▶ **EXERCISE AIM**
When you write out the listing, keep every character and omit the pictures.

▶ **LISTED ENTRIES**
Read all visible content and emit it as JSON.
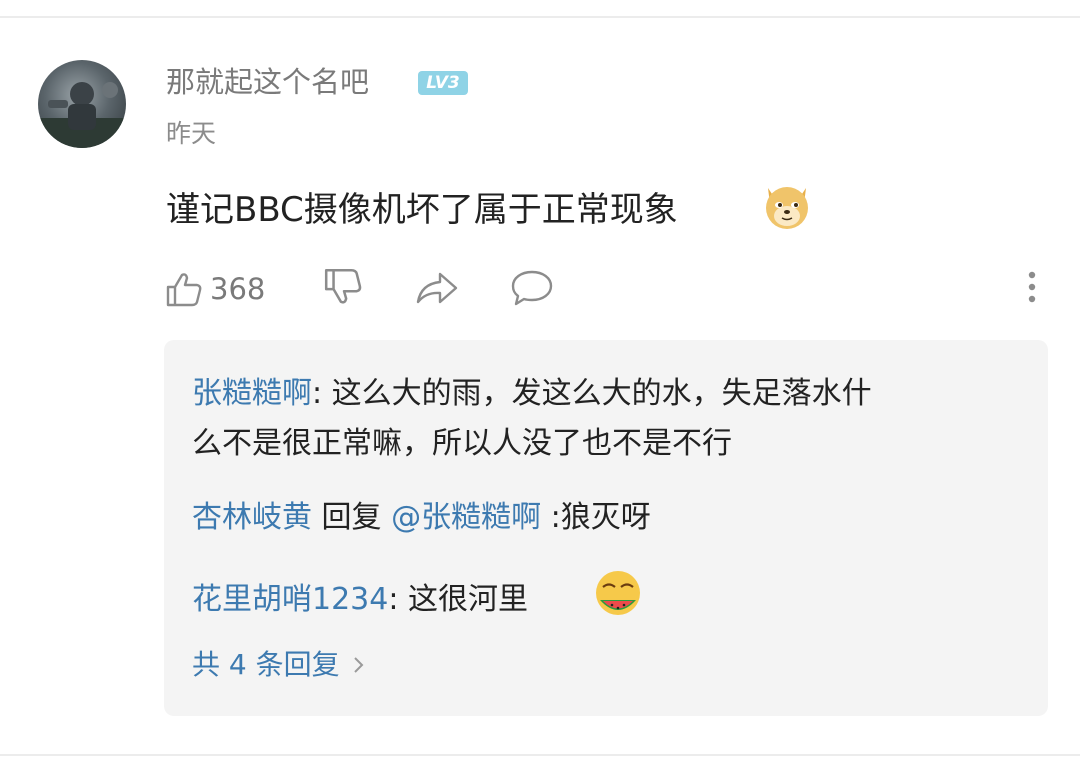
{
  "comment": {
    "username": "那就起这个名吧",
    "level": "LV3",
    "timestamp": "昨天",
    "text": "谨记BBC摄像机坏了属于正常现象",
    "emoji": "doge-emoji",
    "like_count": "368"
  },
  "replies": [
    {
      "user": "张糙糙啊",
      "sep": ": ",
      "text_line1": "这么大的雨，发这么大的水，失足落水什",
      "text_line2": "么不是很正常嘛，所以人没了也不是不行"
    },
    {
      "user": "杏林岐黄",
      "reply_word": " 回复 ",
      "target": "@张糙糙啊",
      "text": " :狼灭呀"
    },
    {
      "user": "花里胡哨1234",
      "sep": ": ",
      "text": "这很河里",
      "emoji": "watermelon-face-emoji"
    }
  ],
  "reply_summary": "共 4 条回复",
  "colors": {
    "link": "#3d7ab0",
    "badge": "#8fd3e6",
    "meta": "#8c8c8c"
  }
}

▶ **FINISHED TASK**
Read all visible content and emit it as JSON.
{
  "comment": {
    "username": "那就起这个名吧",
    "level": "LV3",
    "timestamp": "昨天",
    "text": "谨记BBC摄像机坏了属于正常现象",
    "emoji": "doge-emoji",
    "like_count": "368"
  },
  "replies": [
    {
      "user": "张糙糙啊",
      "sep": ": ",
      "text_line1": "这么大的雨，发这么大的水，失足落水什",
      "text_line2": "么不是很正常嘛，所以人没了也不是不行"
    },
    {
      "user": "杏林岐黄",
      "reply_word": " 回复 ",
      "target": "@张糙糙啊",
      "text": " :狼灭呀"
    },
    {
      "user": "花里胡哨1234",
      "sep": ": ",
      "text": "这很河里",
      "emoji": "watermelon-face-emoji"
    }
  ],
  "reply_summary": "共 4 条回复",
  "colors": {
    "link": "#3d7ab0",
    "badge": "#8fd3e6",
    "meta": "#8c8c8c"
  }
}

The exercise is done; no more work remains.